* **PROBLEM**:
Write the data out again exactly, with every picture removed.

* **GIVEN DATA**:
☆ ☆ ☆ ☆ ☆
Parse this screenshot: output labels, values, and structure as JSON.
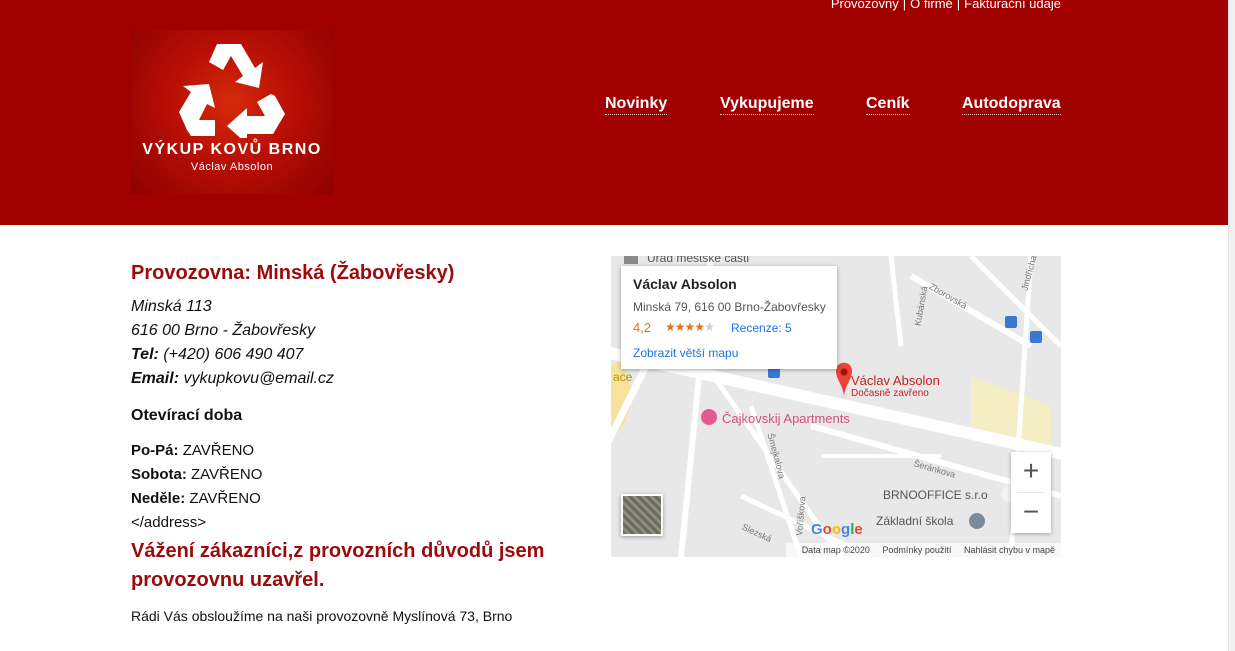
{
  "top_links": {
    "item1": "Provozovny",
    "sep": "|",
    "item2": "O firmě",
    "item3": "Fakturační údaje"
  },
  "logo": {
    "title": "VÝKUP KOVŮ BRNO",
    "subtitle": "Václav Absolon"
  },
  "nav": [
    {
      "label": "Novinky"
    },
    {
      "label": "Vykupujeme"
    },
    {
      "label": "Ceník"
    },
    {
      "label": "Autodoprava"
    }
  ],
  "colors": {
    "header_bg": "#a10000",
    "accent_text": "#9b0b0b"
  },
  "content": {
    "title": "Provozovna: Minská (Žabovřesky)",
    "street": "Minská 113",
    "city": "616 00 Brno - Žabovřesky",
    "tel_label": "Tel:",
    "tel_value": "(+420) 606 490 407",
    "email_label": "Email:",
    "email_value": "vykupkovu@email.cz",
    "hours_title": "Otevírací doba",
    "hours": [
      {
        "day": "Po-Pá:",
        "value": "ZAVŘENO"
      },
      {
        "day": "Sobota:",
        "value": "ZAVŘENO"
      },
      {
        "day": "Neděle:",
        "value": "ZAVŘENO"
      }
    ],
    "address_tag": "</address>",
    "notice": "Vážení zákazníci,z provozních důvodů jsem provozovnu uzavřel.",
    "note": "Rádi Vás obsloužíme na naši provozovně Myslínová 73, Brno"
  },
  "map": {
    "info_name": "Václav Absolon",
    "info_address": "Minská 79, 616 00 Brno-Žabovřesky",
    "rating": "4,2",
    "stars_full": "★★★★",
    "stars_empty": "★",
    "reviews": "Recenze: 5",
    "larger_map": "Zobrazit větší mapu",
    "pin_name": "Václav Absolon",
    "pin_status": "Dočasně zavřeno",
    "poi_apartments": "Čajkovskij Apartments",
    "poi_office": "BRNOOFFICE s.r.o",
    "poi_school": "Základní škola",
    "poi_urad": "Úřad městské části",
    "poi_ace": "ace",
    "streets": [
      "Kubánská",
      "Zborovská",
      "Jindřicha",
      "Šmejkalova",
      "Šeránkova",
      "Slezská",
      "Voříškova"
    ],
    "zoom_in": "+",
    "zoom_out": "−",
    "footer_data": "Data map ©2020",
    "footer_terms": "Podmínky použití",
    "footer_report": "Nahlásit chybu v mapě",
    "google": {
      "g1": "G",
      "o1": "o",
      "o2": "o",
      "g2": "g",
      "l": "l",
      "e": "e"
    }
  }
}
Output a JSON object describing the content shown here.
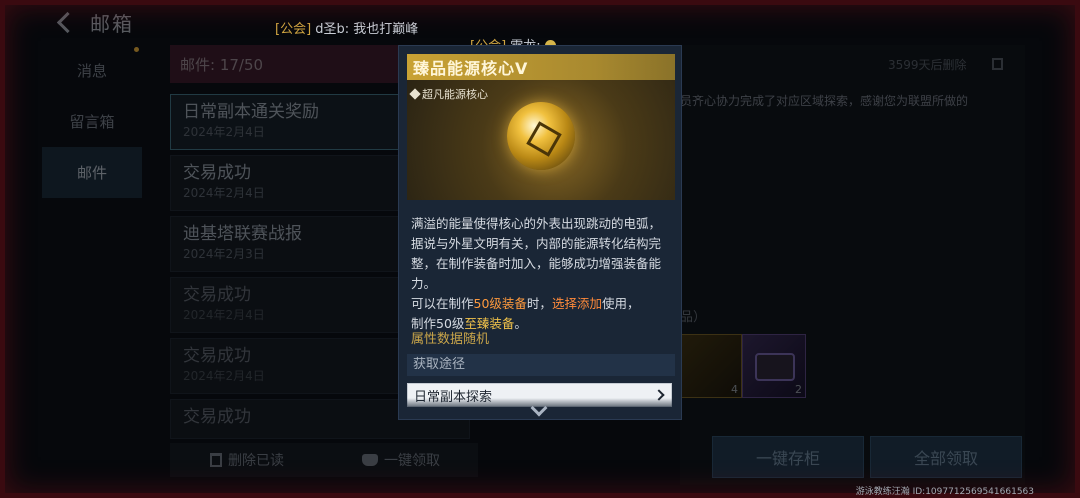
{
  "header": {
    "title": "邮箱"
  },
  "nav": {
    "items": [
      {
        "label": "消息",
        "active": false,
        "dot": true
      },
      {
        "label": "留言箱",
        "active": false,
        "dot": false
      },
      {
        "label": "邮件",
        "active": true,
        "dot": false
      }
    ]
  },
  "list": {
    "count_label": "邮件: 17/50",
    "mails": [
      {
        "title": "日常副本通关奖励",
        "date": "2024年2月4日",
        "state": "selected"
      },
      {
        "title": "交易成功",
        "date": "2024年2月4日",
        "state": "normal"
      },
      {
        "title": "迪基塔联赛战报",
        "date": "2024年2月3日",
        "state": "normal"
      },
      {
        "title": "交易成功",
        "date": "2024年2月4日",
        "state": "dim"
      },
      {
        "title": "交易成功",
        "date": "2024年2月4日",
        "state": "dim"
      },
      {
        "title": "交易成功",
        "date": "",
        "state": "dim"
      }
    ],
    "delete_read": "删除已读",
    "claim_one": "一键领取"
  },
  "detail": {
    "expire": "3599天后删除",
    "body_fragment": "员齐心协力完成了对应区域探索，感谢您为联盟所做的",
    "reward_label_fragment": "品）",
    "rewards": [
      {
        "count": "4"
      },
      {
        "count": "2"
      }
    ],
    "store_all": "一键存柜",
    "claim_all": "全部领取"
  },
  "chat": [
    {
      "tag": "[公会]",
      "text": " d圣b: 我也打巅峰"
    },
    {
      "tag": "[公会]",
      "text": " 雷龙: "
    }
  ],
  "card": {
    "title": "臻品能源核心Ⅴ",
    "quality": "超凡能源核心",
    "desc_1": "满溢的能量使得核心的外表出现跳动的电弧，据说与外星文明有关，内部的能源转化结构完整，在制作装备时加入，能够成功增强装备能力。",
    "desc_2a": "可以在制作",
    "desc_2b": "50级装备",
    "desc_2c": "时，",
    "desc_2d": "选择添加",
    "desc_2e": "使用，",
    "desc_3a": "制作50级",
    "desc_3b": "至臻装备",
    "desc_3c": "。",
    "attr": "属性数据随机",
    "obtain_header": "获取途径",
    "obtain_item": "日常副本探索"
  },
  "watermark": "游泳教练汪瀚  ID:1097712569541661563",
  "colors": {
    "accent_gold": "#c9a234",
    "highlight_orange": "#ff9a3d",
    "highlight_gold": "#f0c24a"
  }
}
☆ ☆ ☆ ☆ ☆
* **WRITTEN ANSWER**:
Parse this screenshot: output labels, values, and structure as JSON.
{
  "top_links": {
    "item1": "Provozovny",
    "sep": "|",
    "item2": "O firmě",
    "item3": "Fakturační údaje"
  },
  "logo": {
    "title": "VÝKUP KOVŮ BRNO",
    "subtitle": "Václav Absolon"
  },
  "nav": [
    {
      "label": "Novinky"
    },
    {
      "label": "Vykupujeme"
    },
    {
      "label": "Ceník"
    },
    {
      "label": "Autodoprava"
    }
  ],
  "colors": {
    "header_bg": "#a10000",
    "accent_text": "#9b0b0b"
  },
  "content": {
    "title": "Provozovna: Minská (Žabovřesky)",
    "street": "Minská 113",
    "city": "616 00 Brno - Žabovřesky",
    "tel_label": "Tel:",
    "tel_value": "(+420) 606 490 407",
    "email_label": "Email:",
    "email_value": "vykupkovu@email.cz",
    "hours_title": "Otevírací doba",
    "hours": [
      {
        "day": "Po-Pá:",
        "value": "ZAVŘENO"
      },
      {
        "day": "Sobota:",
        "value": "ZAVŘENO"
      },
      {
        "day": "Neděle:",
        "value": "ZAVŘENO"
      }
    ],
    "address_tag": "</address>",
    "notice": "Vážení zákazníci,z provozních důvodů jsem provozovnu uzavřel.",
    "note": "Rádi Vás obsloužíme na naši provozovně Myslínová 73, Brno"
  },
  "map": {
    "info_name": "Václav Absolon",
    "info_address": "Minská 79, 616 00 Brno-Žabovřesky",
    "rating": "4,2",
    "stars_full": "★★★★",
    "stars_empty": "★",
    "reviews": "Recenze: 5",
    "larger_map": "Zobrazit větší mapu",
    "pin_name": "Václav Absolon",
    "pin_status": "Dočasně zavřeno",
    "poi_apartments": "Čajkovskij Apartments",
    "poi_office": "BRNOOFFICE s.r.o",
    "poi_school": "Základní škola",
    "poi_urad": "Úřad městské části",
    "poi_ace": "ace",
    "streets": [
      "Kubánská",
      "Zborovská",
      "Jindřicha",
      "Šmejkalova",
      "Šeránkova",
      "Slezská",
      "Voříškova"
    ],
    "zoom_in": "+",
    "zoom_out": "−",
    "footer_data": "Data map ©2020",
    "footer_terms": "Podmínky použití",
    "footer_report": "Nahlásit chybu v mapě",
    "google": {
      "g1": "G",
      "o1": "o",
      "o2": "o",
      "g2": "g",
      "l": "l",
      "e": "e"
    }
  }
}
Output a JSON object describing the content shown here.
{
  "header": {
    "title": "邮箱"
  },
  "nav": {
    "items": [
      {
        "label": "消息",
        "active": false,
        "dot": true
      },
      {
        "label": "留言箱",
        "active": false,
        "dot": false
      },
      {
        "label": "邮件",
        "active": true,
        "dot": false
      }
    ]
  },
  "list": {
    "count_label": "邮件: 17/50",
    "mails": [
      {
        "title": "日常副本通关奖励",
        "date": "2024年2月4日",
        "state": "selected"
      },
      {
        "title": "交易成功",
        "date": "2024年2月4日",
        "state": "normal"
      },
      {
        "title": "迪基塔联赛战报",
        "date": "2024年2月3日",
        "state": "normal"
      },
      {
        "title": "交易成功",
        "date": "2024年2月4日",
        "state": "dim"
      },
      {
        "title": "交易成功",
        "date": "2024年2月4日",
        "state": "dim"
      },
      {
        "title": "交易成功",
        "date": "",
        "state": "dim"
      }
    ],
    "delete_read": "删除已读",
    "claim_one": "一键领取"
  },
  "detail": {
    "expire": "3599天后删除",
    "body_fragment": "员齐心协力完成了对应区域探索，感谢您为联盟所做的",
    "reward_label_fragment": "品）",
    "rewards": [
      {
        "count": "4"
      },
      {
        "count": "2"
      }
    ],
    "store_all": "一键存柜",
    "claim_all": "全部领取"
  },
  "chat": [
    {
      "tag": "[公会]",
      "text": " d圣b: 我也打巅峰"
    },
    {
      "tag": "[公会]",
      "text": " 雷龙: "
    }
  ],
  "card": {
    "title": "臻品能源核心Ⅴ",
    "quality": "超凡能源核心",
    "desc_1": "满溢的能量使得核心的外表出现跳动的电弧，据说与外星文明有关，内部的能源转化结构完整，在制作装备时加入，能够成功增强装备能力。",
    "desc_2a": "可以在制作",
    "desc_2b": "50级装备",
    "desc_2c": "时，",
    "desc_2d": "选择添加",
    "desc_2e": "使用，",
    "desc_3a": "制作50级",
    "desc_3b": "至臻装备",
    "desc_3c": "。",
    "attr": "属性数据随机",
    "obtain_header": "获取途径",
    "obtain_item": "日常副本探索"
  },
  "watermark": "游泳教练汪瀚  ID:1097712569541661563",
  "colors": {
    "accent_gold": "#c9a234",
    "highlight_orange": "#ff9a3d",
    "highlight_gold": "#f0c24a"
  }
}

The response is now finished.